Records to process Start Marker

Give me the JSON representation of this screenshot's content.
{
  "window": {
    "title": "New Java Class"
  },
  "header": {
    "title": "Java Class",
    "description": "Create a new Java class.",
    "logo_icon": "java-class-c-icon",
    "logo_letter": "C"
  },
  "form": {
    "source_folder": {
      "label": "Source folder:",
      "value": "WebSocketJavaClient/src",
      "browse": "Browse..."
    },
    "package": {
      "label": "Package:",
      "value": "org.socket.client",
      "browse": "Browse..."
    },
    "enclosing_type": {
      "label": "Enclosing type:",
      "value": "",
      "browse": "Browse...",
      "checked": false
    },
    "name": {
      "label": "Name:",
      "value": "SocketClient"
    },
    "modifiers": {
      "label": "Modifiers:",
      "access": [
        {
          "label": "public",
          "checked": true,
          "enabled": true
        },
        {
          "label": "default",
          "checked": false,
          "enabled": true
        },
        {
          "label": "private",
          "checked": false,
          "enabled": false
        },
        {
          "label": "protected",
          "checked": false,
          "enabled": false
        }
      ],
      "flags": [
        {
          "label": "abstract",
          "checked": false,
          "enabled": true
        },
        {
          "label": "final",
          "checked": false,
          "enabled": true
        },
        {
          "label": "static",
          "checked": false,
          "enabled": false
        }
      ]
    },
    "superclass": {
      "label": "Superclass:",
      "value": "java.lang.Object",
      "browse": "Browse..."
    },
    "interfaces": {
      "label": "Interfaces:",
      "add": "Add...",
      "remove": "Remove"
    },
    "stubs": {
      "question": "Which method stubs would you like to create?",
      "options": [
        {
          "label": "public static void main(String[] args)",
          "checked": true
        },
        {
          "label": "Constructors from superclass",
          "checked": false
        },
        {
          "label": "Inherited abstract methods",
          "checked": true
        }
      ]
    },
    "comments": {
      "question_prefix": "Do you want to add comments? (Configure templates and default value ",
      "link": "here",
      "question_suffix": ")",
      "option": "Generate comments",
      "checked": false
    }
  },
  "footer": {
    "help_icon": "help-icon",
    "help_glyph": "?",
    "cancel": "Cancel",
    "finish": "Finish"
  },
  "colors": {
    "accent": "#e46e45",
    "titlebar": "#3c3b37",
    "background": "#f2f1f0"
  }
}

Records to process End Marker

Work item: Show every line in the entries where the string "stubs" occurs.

Solution:
    "stubs": {
      "question": "Which method stubs would you like to create?",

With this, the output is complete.